Notes For Localizers
This section provides some assistance for localizers of strings files and nib files.
Localizing Strings Files
Strings files generated by
genstrings have content that looks like this:
/* Comment */
"key" = "key";
That is, the value string is the same as the key string.
Translators should type the localized version of the key string in place of the second string. Use the comment, if necessary, to understand the context in which the string is displayed to the user:
/* Comment */
"key" = "French version of the key";
If a string contains multiple variable arguments, you can change the order of the arguments by using the “$” modifier plus the argument number
/* Message in alert panel when something fails */
"Oh %@! %@ failed!" = "%2$@ blah blah, %1$@ oh!";
Just as in C, some characters must be prefixed with a backslash to be included in the string properly. These characters include double-quote, backslash, and carriage return. You can also specify carriage returns with “
"File \"%@\" cannot be opened" = " ... ";
"Type \"OK\" when done" = " ... ";
Strings can include arbitrary Unicode characters with “
\U” followed by up to four hexadecimal digits denoting the Unicode character; for instance, space, which is hexadecimal 20, is represented as “
\U0020”. This option is useful if strings must include Unicode characters which cannot be typed for some reason.
Strings files are best saved in Unicode format.
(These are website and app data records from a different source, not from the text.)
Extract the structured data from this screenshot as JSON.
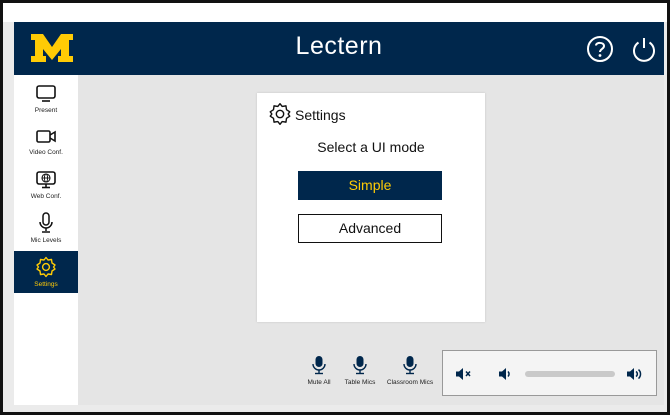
{
  "header": {
    "title": "Lectern",
    "logo": "M",
    "help_icon": "help-icon",
    "power_icon": "power-icon"
  },
  "sidebar": {
    "items": [
      {
        "label": "Present",
        "icon": "monitor-icon"
      },
      {
        "label": "Video Conf.",
        "icon": "video-camera-icon"
      },
      {
        "label": "Web Conf.",
        "icon": "globe-monitor-icon"
      },
      {
        "label": "Mic Levels",
        "icon": "microphone-icon"
      },
      {
        "label": "Settings",
        "icon": "gear-icon",
        "active": true
      }
    ]
  },
  "settings": {
    "title": "Settings",
    "prompt": "Select a UI mode",
    "options": [
      {
        "label": "Simple",
        "selected": true
      },
      {
        "label": "Advanced",
        "selected": false
      }
    ]
  },
  "mics": {
    "buttons": [
      {
        "label": "Mute All"
      },
      {
        "label": "Table Mics"
      },
      {
        "label": "Classroom Mics"
      }
    ]
  },
  "volume": {
    "mute_icon": "volume-mute-icon",
    "down_icon": "volume-down-icon",
    "up_icon": "volume-up-icon",
    "level": 0
  },
  "colors": {
    "brand_blue": "#00274c",
    "maize": "#ffcb05"
  }
}
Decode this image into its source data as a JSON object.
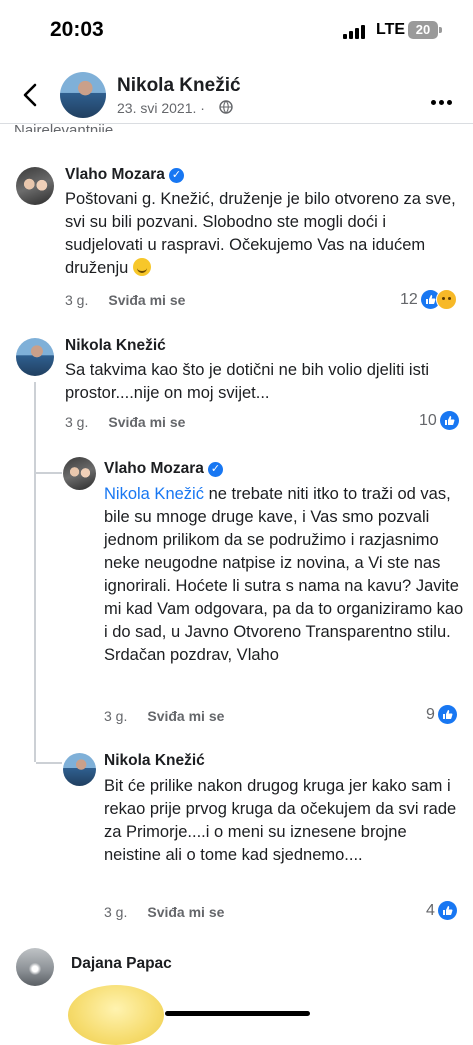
{
  "status_bar": {
    "time": "20:03",
    "network": "LTE",
    "battery": "20"
  },
  "header": {
    "name": "Nikola Knežić",
    "date": "23. svi 2021. ·"
  },
  "sort_label": "Najrelevantnije",
  "comments": [
    {
      "author": "Vlaho Mozara",
      "text": "Poštovani g. Knežić, druženje je bilo otvoreno za sve, svi su bili pozvani. Slobodno ste mogli doći i sudjelovati u raspravi. Očekujemo Vas na idućem druženju",
      "age": "3 g.",
      "like_label": "Sviđa mi se",
      "reactions": "12"
    },
    {
      "author": "Nikola Knežić",
      "text": "Sa takvima kao što je dotični ne bih volio djeliti isti prostor....nije on moj svijet...",
      "age": "3 g.",
      "like_label": "Sviđa mi se",
      "reactions": "10"
    },
    {
      "author": "Vlaho Mozara",
      "mention": "Nikola Knežić",
      "text": "ne trebate niti itko to traži od vas, bile su mnoge druge kave, i Vas smo pozvali jednom prilikom da se podružimo i razjasnimo neke neugodne natpise iz novina, a Vi ste nas ignorirali. Hoćete li sutra s nama na kavu? Javite mi kad Vam odgovara, pa da to organiziramo kao i do sad, u Javno Otvoreno Transparentno stilu. Srdačan pozdrav, Vlaho",
      "age": "3 g.",
      "like_label": "Sviđa mi se",
      "reactions": "9"
    },
    {
      "author": "Nikola Knežić",
      "text": "Bit će prilike nakon drugog kruga jer kako sam i rekao prije prvog kruga da očekujem da svi rade za Primorje....i o meni su iznesene brojne neistine ali o tome kad sjednemo....",
      "age": "3 g.",
      "like_label": "Sviđa mi se",
      "reactions": "4"
    },
    {
      "author": "Dajana Papac"
    }
  ],
  "colors": {
    "accent": "#1877f2",
    "muted": "#65676b"
  }
}
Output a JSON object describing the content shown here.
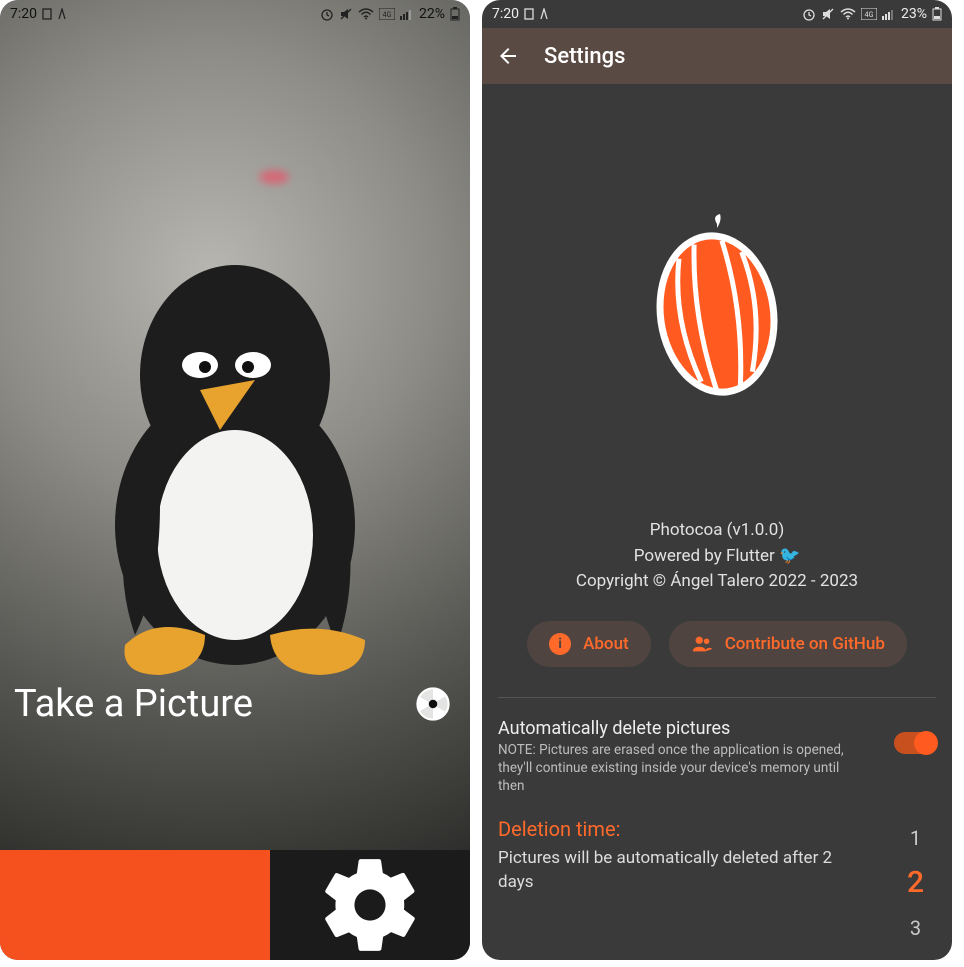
{
  "screen1": {
    "status": {
      "time": "7:20",
      "battery": "22%"
    },
    "label": "Take a Picture"
  },
  "screen2": {
    "status": {
      "time": "7:20",
      "battery": "23%"
    },
    "appbar_title": "Settings",
    "info": {
      "line1": "Photocoa (v1.0.0)",
      "line2": "Powered by Flutter 🐦",
      "line3": "Copyright © Ángel Talero 2022 - 2023"
    },
    "chips": {
      "about": "About",
      "contribute": "Contribute on GitHub"
    },
    "auto_delete": {
      "title": "Automatically delete pictures",
      "note": "NOTE: Pictures are erased once the application is opened, they'll continue existing inside your device's memory until then",
      "enabled": true
    },
    "deletion": {
      "heading": "Deletion time:",
      "sub": "Pictures will be automatically deleted after 2 days",
      "options": [
        "1",
        "2",
        "3"
      ],
      "selected": "2"
    }
  }
}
This allows them to be encoding-independent, and simplifies the encoding to use when an application loads strings files. The TextEdit application can save in Unicode format. The encoding can be selected either from the Save panel, or as a general preference in TextEdit's Preferences panel.
For more information about modifying strings files, see “String Resources” in Resource Programming Guide.
Nib Files and ibtool
The term nib files used throughout this document describes an Interface Builder file in a generic manner. This description of Interface Builder files came from the
.nib file extension used with the original implementation of Interface Builder. In OS X and iOS app projects, you will encounter Interface Builder files with extensions
The original format uses files with extension
.nib. This a proprietary, binary format for the representation of Interface Builder user interface objects and connections. When building an app, these files are copied directly into the app's bundle and loaded at runtime as required to supply the user interface.
Starting with OS X v10.5 and Xcode 3, a new Interface Builder file format was created with the filename extension
.xib. These files are a plain text XML representation of the Interface Builder user interface objects and connections. The advantage to this format is that it allows for plain text tools (such as diff, grep, and others) to be used for code analysis and version management in the development process. These files are processed to a binary form and inserted into the app’s bundle when a build is performed.
With the introduction of iOS 5 and Xcode 4.2, another new Interface Builder file format has been introduced with the filename extension
.storyboardfile is similar to the
.xibfile in design. It is a customized, plain text XML representation of the Interface Builder user interface objects and connections created when the storyboard interface design option has been chosen in creating an app project. The use of Interface Builder storyboards is the preferred design methodology for iOS app user interfaces.
The XML format of
.storyboard files is highly customized for Interface Builder. You should not use plain text editors or generic XML tools to modify these files directly. Xcode 4.2 and Interface Builder can be used to edit all three types of nib files.
The command line tool for investigating and manipulating nib file contents, including strings file extraction and replacement, is
ibtool. It performs the same functions for all
.storyboard files described by this guide. More information about the capabilities of
ibtool beyond the localization procedures treated here can be obtained from the command line
Localizing Nib Files
You use Interface Builder to create nib files, and you should use Interface Builder to localize nib files. Typically you open all of the nib files in a language
.lproj directory, localize all the strings, change the sizes of UI elements if necessary, and save the nib files. There are a few things to watch out for:
Objects in a nib file typically have connections between them that should not be broken. Make sure you lock all connections before handing your nibs off to translation. For information on how to lock down your nib file, see “Localization” in Interface Builder User Guide.
Panels and windows usually have minimum or maximum sizes that are specified through the inspector panel. If you must make a panel or window wider for a given language, it's likely that the minimum size also needs to be modified.
Some UI objects support “tool tips” – little blurbs that come up when the user hovers on the UI element for a short while. You enter these strings in the inspector, where they should also be localized.
© 2003, 2012 Apple Inc. All Rights Reserved. (Last updated: 2012-01-09)